The Economic Recovery Committee (ERC) has recommended an extended stay visa program for anyone wanting to work or study from The Bahamas for one year and the Cabinet has approved it, a statement from the ERC revealed.
The country has been waiting on final recommendations by the ERC and the statement noted that a complete list will be available next month.
According to a statement, the extended stay visas are a “remodeling” of the existing annual residence regime. Like several other countries hoping to take advantage of remote working protocols caused by COVID-19, the ERC’s recommendation allows those who come in under the visa to carry on their remote company operations and not engage in local work.
It also targets university students, which the statement contended is not highlighted in similar initiatives.
Co-chair of the ERC Kenwood Kerr said the ERC simply decided to expand on the country’s annual residency program in order to take advantage of the unique situation the world finds itself in because of the global pandemic.
“The Bahamas has had an annual residency program for some time. However, given the move to remote work and study from home protocols in response to COVID-19, the ERC saw an opportunity to recast the program and to expand it to accommodate university students whose schools will be offering remote learning for the upcoming academic year,” said Kerr.
The statement further noted: “Successful applicants will have to demonstrate financial means to support themselves while in The Bahamas.”
According to the statement, the program will be rolled out when the country reopens to international commercial traffic.
“If we get to 1,000 successful applicants and they spend $30,000 on average within the economy on rent, food and entertainment, that is equal to a much needed $30 million injection into the economy,” said Kerr.
“Moreover, our marketing will showcase our Family Islands, where the potential impact on those smaller island economies will be even more pronounced.”
Co-chair of the ERC and Acting Financial Secretary Marlon Johnson said the ERC’s first set of recommendations were relayed by Prime Minister Dr. Hubert Minnis during the budget exercise in June.
“In addition to the visa initiative, the ERC will be providing recommendations to the government regarding the next phase of the reopening of the economy,” Johnson said.
“It will also submit an interim report by the Orange Economy Subcommittee, with recommendations on how the government can boost the viability of the creative and cultural arts as a direct contributor to the economy.

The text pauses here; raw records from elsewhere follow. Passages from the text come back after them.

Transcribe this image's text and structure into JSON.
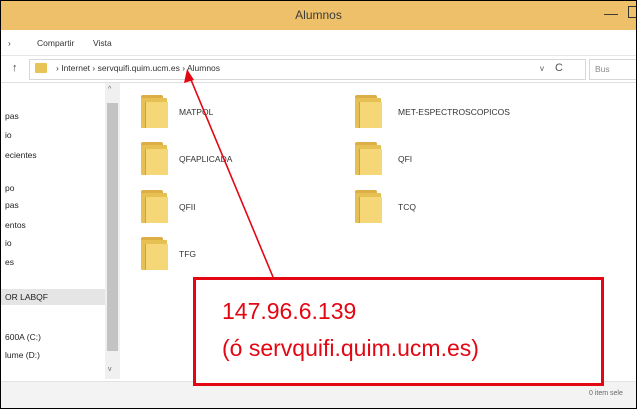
{
  "window": {
    "title": "Alumnos"
  },
  "ribbon": {
    "tabs": [
      "Compartir",
      "Vista"
    ],
    "left_fragment": "›"
  },
  "address": {
    "up": "↑",
    "path": [
      "Internet",
      "servquifi.quim.ucm.es",
      "Alumnos"
    ],
    "separator": "›",
    "dropdown": "v",
    "refresh": "C",
    "search_placeholder": "Bus"
  },
  "nav_pane": {
    "items": [
      "pas",
      "io",
      "ecientes",
      "po",
      "pas",
      "entos",
      "io",
      "es",
      "OR LABQF",
      "600A (C:)",
      "lume (D:)"
    ],
    "selected_index": 8
  },
  "folders": [
    {
      "name": "MATPOL"
    },
    {
      "name": "MET-ESPECTROSCOPICOS"
    },
    {
      "name": "QFAPLICADA"
    },
    {
      "name": "QFI"
    },
    {
      "name": "QFII"
    },
    {
      "name": "TCQ"
    },
    {
      "name": "TFG"
    }
  ],
  "status_bar": {
    "right_text": "0 item sele"
  },
  "annotation": {
    "line1": "147.96.6.139",
    "line2": "(ó servquifi.quim.ucm.es)",
    "color": "#e30613"
  },
  "colors": {
    "titlebar": "#efc06a",
    "folder": "#e6c053"
  }
}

“We recognize that people are anxious and eager to see the final recommendations of the ERC. We want to let the public know that the ERC and its sub-committees are hard at work, gaining feedback as broadly and as comprehensively as possible. We remain confident that the ERC’s final report and recommendations will represent well-considered positions that will be able to contribute significantly to the government’s plans for robust and sustainable economic growth.”